> [Exercise objective]: Tally how many lines in the data hold the word "Scouts", and give the result with no other text.

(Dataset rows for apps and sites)
- - - - -

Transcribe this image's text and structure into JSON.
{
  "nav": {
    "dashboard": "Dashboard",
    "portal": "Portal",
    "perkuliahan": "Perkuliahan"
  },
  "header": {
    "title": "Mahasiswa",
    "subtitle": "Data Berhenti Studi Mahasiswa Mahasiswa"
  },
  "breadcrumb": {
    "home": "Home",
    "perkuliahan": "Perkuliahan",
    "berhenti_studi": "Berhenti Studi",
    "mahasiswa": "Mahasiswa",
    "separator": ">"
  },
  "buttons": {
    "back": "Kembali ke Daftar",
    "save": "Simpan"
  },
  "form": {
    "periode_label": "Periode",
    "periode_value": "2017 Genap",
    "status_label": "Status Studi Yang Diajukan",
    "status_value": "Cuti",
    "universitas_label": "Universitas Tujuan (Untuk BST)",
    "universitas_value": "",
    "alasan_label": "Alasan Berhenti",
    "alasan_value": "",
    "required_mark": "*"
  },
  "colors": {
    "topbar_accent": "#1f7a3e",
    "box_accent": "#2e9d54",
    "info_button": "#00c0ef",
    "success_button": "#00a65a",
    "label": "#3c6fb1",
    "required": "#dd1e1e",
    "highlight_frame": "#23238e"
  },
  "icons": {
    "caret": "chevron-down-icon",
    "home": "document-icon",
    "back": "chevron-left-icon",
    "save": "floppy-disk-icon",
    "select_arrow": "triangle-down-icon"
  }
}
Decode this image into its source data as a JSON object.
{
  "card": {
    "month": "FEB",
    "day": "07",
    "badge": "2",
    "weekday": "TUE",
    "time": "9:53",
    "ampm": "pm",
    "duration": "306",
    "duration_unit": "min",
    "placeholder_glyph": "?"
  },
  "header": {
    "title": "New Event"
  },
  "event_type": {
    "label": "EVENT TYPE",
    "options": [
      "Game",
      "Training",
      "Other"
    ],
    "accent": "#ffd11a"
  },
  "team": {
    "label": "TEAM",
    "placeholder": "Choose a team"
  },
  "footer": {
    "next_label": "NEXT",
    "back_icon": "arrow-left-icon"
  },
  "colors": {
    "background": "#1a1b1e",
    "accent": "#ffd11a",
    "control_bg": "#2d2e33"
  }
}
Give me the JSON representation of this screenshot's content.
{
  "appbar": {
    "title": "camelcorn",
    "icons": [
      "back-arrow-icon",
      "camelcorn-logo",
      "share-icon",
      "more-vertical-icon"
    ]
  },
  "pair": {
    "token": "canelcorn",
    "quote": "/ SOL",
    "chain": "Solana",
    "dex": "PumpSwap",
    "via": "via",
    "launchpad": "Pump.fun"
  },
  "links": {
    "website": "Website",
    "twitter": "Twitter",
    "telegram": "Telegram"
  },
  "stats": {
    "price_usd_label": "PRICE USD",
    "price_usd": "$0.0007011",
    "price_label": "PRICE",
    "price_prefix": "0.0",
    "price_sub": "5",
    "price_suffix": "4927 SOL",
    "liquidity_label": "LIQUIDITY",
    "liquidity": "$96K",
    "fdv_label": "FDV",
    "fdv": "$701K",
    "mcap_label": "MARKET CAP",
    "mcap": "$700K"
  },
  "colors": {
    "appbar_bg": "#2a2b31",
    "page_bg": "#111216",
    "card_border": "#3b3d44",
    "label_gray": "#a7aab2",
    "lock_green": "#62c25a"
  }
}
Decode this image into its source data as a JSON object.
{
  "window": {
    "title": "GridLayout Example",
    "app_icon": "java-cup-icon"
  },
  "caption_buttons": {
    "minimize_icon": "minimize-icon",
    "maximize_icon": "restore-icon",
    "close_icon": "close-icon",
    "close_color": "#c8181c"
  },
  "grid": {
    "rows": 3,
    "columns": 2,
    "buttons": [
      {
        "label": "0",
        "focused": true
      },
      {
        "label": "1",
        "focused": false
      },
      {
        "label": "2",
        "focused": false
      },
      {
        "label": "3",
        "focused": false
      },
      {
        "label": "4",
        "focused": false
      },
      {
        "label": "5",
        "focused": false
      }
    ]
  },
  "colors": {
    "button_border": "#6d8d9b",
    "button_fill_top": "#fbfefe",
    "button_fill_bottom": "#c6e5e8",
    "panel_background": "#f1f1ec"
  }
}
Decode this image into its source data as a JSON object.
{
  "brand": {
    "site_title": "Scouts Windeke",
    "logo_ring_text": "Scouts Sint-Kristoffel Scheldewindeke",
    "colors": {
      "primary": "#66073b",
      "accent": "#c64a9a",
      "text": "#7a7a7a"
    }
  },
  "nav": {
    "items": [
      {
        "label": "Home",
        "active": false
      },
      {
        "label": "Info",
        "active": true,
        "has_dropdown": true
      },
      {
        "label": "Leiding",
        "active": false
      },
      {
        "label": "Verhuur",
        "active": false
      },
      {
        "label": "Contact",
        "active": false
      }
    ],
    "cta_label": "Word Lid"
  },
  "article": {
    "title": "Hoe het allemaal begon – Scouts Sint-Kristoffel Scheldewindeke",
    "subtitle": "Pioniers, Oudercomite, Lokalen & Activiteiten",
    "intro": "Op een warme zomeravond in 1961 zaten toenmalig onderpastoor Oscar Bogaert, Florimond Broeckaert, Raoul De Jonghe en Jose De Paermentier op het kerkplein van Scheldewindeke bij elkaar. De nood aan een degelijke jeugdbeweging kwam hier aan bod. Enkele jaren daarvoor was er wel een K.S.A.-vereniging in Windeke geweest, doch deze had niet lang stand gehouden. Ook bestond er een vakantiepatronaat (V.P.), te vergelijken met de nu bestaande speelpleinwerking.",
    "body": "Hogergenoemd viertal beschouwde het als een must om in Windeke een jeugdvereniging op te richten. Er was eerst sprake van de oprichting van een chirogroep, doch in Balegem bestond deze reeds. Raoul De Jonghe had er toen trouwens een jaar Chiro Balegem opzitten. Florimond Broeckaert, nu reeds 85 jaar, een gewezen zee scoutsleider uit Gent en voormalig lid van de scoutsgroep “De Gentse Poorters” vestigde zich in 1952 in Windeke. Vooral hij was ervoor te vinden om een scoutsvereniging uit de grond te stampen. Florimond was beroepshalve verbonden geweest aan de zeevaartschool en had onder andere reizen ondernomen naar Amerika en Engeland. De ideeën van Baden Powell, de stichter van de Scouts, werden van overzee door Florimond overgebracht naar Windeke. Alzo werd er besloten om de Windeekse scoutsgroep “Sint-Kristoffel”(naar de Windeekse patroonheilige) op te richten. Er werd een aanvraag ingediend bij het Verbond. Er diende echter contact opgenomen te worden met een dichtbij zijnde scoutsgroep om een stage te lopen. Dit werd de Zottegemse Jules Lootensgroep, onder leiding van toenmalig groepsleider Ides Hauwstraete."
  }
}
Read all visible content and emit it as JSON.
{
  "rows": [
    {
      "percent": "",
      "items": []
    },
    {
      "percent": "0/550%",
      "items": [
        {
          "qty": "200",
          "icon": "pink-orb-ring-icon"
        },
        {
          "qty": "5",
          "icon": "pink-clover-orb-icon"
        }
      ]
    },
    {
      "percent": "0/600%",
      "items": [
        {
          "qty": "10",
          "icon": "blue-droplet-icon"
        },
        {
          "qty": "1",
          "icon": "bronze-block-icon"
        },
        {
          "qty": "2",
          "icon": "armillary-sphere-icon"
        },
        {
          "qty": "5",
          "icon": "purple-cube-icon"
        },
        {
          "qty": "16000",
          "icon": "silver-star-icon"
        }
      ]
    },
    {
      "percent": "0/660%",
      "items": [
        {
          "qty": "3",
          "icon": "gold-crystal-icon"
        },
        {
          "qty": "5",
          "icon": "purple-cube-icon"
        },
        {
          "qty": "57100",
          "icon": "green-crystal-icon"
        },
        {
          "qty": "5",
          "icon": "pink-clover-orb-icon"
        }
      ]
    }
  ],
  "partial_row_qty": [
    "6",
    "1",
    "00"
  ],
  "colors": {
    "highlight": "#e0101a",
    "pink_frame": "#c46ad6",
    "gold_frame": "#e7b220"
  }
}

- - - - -

> [Solution to this problem]: 4